Sadly, greater than a reasonable person would expect. This should be a slam-dunk Marquis rehab facility denial. But the City of Salem has been making some unreasonable decisions lately.
Allowing five healthy large downtown trees to be cut down by US Bank for no good reason. Giving the go-ahead to an unneeded, unwanted, and unpaid-for $650 million Third Bridge. Trying to foist parking meters on downtown for spurious reasons without ever talking with small businesses in the area. Attempting to place a regressive streetlight tax on citizens.
Hopefully the Salem City Council will understand that facts and the law trump political pressure from wealthy developers and the Chamber of Commerce. If Marquis gets its way, this will be a clear sign that the City of Salem has stopped serving the public interest and cares only about special interests.

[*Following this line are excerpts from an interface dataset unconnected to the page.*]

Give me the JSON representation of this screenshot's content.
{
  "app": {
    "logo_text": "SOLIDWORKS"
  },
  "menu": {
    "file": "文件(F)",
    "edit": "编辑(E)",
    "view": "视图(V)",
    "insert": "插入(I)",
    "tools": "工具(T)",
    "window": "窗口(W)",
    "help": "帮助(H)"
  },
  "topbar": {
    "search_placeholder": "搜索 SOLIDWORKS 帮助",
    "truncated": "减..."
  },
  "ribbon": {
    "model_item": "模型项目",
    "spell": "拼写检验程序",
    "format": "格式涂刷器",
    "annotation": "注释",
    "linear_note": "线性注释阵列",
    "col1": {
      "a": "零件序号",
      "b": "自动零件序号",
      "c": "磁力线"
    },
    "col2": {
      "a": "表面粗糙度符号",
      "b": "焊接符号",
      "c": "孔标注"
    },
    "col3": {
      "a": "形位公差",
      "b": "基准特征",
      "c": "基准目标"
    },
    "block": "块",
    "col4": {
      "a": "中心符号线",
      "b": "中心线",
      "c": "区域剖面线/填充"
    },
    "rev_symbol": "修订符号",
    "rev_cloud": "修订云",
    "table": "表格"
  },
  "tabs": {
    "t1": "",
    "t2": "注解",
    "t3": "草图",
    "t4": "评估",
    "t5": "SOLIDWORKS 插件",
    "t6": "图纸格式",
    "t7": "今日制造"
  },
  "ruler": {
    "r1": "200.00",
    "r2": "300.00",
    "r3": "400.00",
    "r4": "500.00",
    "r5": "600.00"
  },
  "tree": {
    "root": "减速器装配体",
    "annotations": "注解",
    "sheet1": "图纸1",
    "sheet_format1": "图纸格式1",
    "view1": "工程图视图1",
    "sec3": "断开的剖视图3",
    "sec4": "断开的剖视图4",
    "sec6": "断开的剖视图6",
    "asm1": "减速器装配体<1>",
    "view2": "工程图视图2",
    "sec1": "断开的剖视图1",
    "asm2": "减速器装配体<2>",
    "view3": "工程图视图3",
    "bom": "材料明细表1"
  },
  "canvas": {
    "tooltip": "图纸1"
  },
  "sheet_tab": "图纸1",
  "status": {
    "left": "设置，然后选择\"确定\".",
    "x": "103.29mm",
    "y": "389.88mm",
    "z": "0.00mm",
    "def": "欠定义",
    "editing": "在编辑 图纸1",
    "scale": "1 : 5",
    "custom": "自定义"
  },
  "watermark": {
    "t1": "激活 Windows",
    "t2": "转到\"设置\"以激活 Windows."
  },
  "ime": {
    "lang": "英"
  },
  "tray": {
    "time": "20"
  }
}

Brian, what evidence do you have that this proposal is going to "get rid of the Boise Cascade ruins" anytime soon. The apartments and rehab center are going on land north of Pringle Creek that has already been cleared. The "bombsite," as I call it, south of Pringle Creek remains for a future "phase" of the project. Do you have evidence to the contrary?
Posted by: Jim Scheppke | August 18, 2013 at 10:02 PM
Jim, good point. I didn't really ponder this too much.
Guess I figured that if the Pringle Square folks want people to rent their apartments, and some will be facing toward the "ruins" ( I assume), they'd want to clean up the property as much as possible.
But you're right. The apartment area already is cleared, pretty much. I suppose it is possible that the remaining rubble will stay for a while. Maybe years. Doesn't seem like a good apartment marketing approach, though.
Trains rumbling by is bad enough. Having a view of rubble with trains rumbling by...worse.
Posted by: Brian Hines | August 18, 2013 at 10:12 PM
I don't care as much about the new apartment dwellers having to look at the bombsite as me having to look at the bombsite every time I return from downtown to my home in S. Salem. And all the visitors to the Convention Center having to look at it (I think that's what you see when you are on the 2nd floor looking southwest out of those big glass walls). It's a hideous eyesore and embarrassment to our city. Why can't we make the developer finish the demolition?
Posted by: Jim Scheppke | August 19, 2013 at 08:50 AM